Rosario’s second season didn’t wow anyone to the point where they felt he would live up to the hype. He batted .256 with 9 HR and 51 RBI. He did steal 24 bases, however. Again, his fielding was nothing special and there were rumblings that the team was contemplating moving him to the outfield.

2019 changed all of that. Rosario began to blossom. His defense improved to the point where the team backed off the notion of moving him off shortstop and his offense was more in line with the player the Mets felt they developed a few year earlier. Rosario raised his average to .287, belted 15 homers and drove in 72 runs. The Mets were finally realizing that he was their man.

Rey Ordóñez, the Mets’ former All-Star, Gold Glove shortstop, is confident the Mets have something special in Rosario.

“I try to see the Mets play every time they come to play the Marlins,” said, Rey, a former shortstop, who was a part of what is almost universally acclaimed as the best defensive infield of all time. “He was so much better the second part of the year. I would just leave him alone. The stuff he has done at such a young age (23) is amazing.”

“I just think his defense will keep getting better and better,” said Ordóñez. “As far as his offense, his stats are something that I only could have dreamed of when I was playing.”
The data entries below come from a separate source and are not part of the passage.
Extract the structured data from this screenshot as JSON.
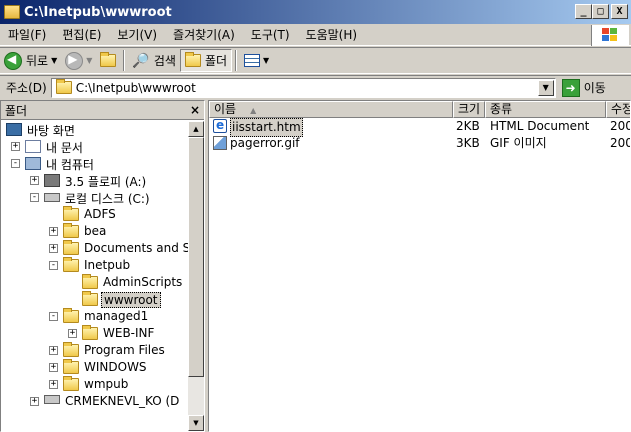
{
  "window": {
    "title": "C:\\Inetpub\\wwwroot",
    "btn_min": "_",
    "btn_max": "□",
    "btn_close": "X"
  },
  "menu": [
    "파일(F)",
    "편집(E)",
    "보기(V)",
    "즐겨찾기(A)",
    "도구(T)",
    "도움말(H)"
  ],
  "toolbar": {
    "back_label": "뒤로",
    "search_label": "검색",
    "folders_label": "폴더"
  },
  "address": {
    "label": "주소(D)",
    "value": "C:\\Inetpub\\wwwroot",
    "go_label": "이동"
  },
  "folder_pane": {
    "title": "폴더",
    "close": "×",
    "tree": [
      {
        "label": "바탕 화면",
        "level": 0,
        "icon": "desktop-icon",
        "expander": ""
      },
      {
        "label": "내 문서",
        "level": 1,
        "icon": "my-documents-icon",
        "expander": "+"
      },
      {
        "label": "내 컴퓨터",
        "level": 1,
        "icon": "my-computer-icon",
        "expander": "−"
      },
      {
        "label": "3.5 플로피 (A:)",
        "level": 2,
        "icon": "floppy-icon",
        "expander": "+"
      },
      {
        "label": "로컬 디스크 (C:)",
        "level": 2,
        "icon": "drive-icon",
        "expander": "−"
      },
      {
        "label": "ADFS",
        "level": 3,
        "icon": "folder-icon",
        "expander": ""
      },
      {
        "label": "bea",
        "level": 3,
        "icon": "folder-icon",
        "expander": "+"
      },
      {
        "label": "Documents and S",
        "level": 3,
        "icon": "folder-icon",
        "expander": "+"
      },
      {
        "label": "Inetpub",
        "level": 3,
        "icon": "folder-icon",
        "expander": "−"
      },
      {
        "label": "AdminScripts",
        "level": 4,
        "icon": "folder-icon",
        "expander": ""
      },
      {
        "label": "wwwroot",
        "level": 4,
        "icon": "folder-icon",
        "expander": "",
        "selected": true
      },
      {
        "label": "managed1",
        "level": 3,
        "icon": "folder-icon",
        "expander": "−"
      },
      {
        "label": "WEB-INF",
        "level": 4,
        "icon": "folder-icon",
        "expander": "+"
      },
      {
        "label": "Program Files",
        "level": 3,
        "icon": "folder-icon",
        "expander": "+"
      },
      {
        "label": "WINDOWS",
        "level": 3,
        "icon": "folder-icon",
        "expander": "+"
      },
      {
        "label": "wmpub",
        "level": 3,
        "icon": "folder-icon",
        "expander": "+"
      },
      {
        "label": "CRMEKNEVL_KO (D",
        "level": 2,
        "icon": "network-drive-icon",
        "expander": "+"
      }
    ]
  },
  "file_list": {
    "columns": [
      "이름",
      "크기",
      "종류",
      "수정"
    ],
    "rows": [
      {
        "name": "iisstart.htm",
        "size": "2KB",
        "type": "HTML Document",
        "modified": "200",
        "icon": "ie-document-icon",
        "selected": true
      },
      {
        "name": "pagerror.gif",
        "size": "3KB",
        "type": "GIF 이미지",
        "modified": "200",
        "icon": "gif-image-icon"
      }
    ]
  },
  "colors": {
    "title_start": "#0a246a",
    "title_end": "#a6caf0",
    "chrome": "#d4d0c8"
  }
}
No one is expecting Rosario to become a defensive whiz like Ordóñez but they’re hoping he’ll continue to improve on both defense and at the plate.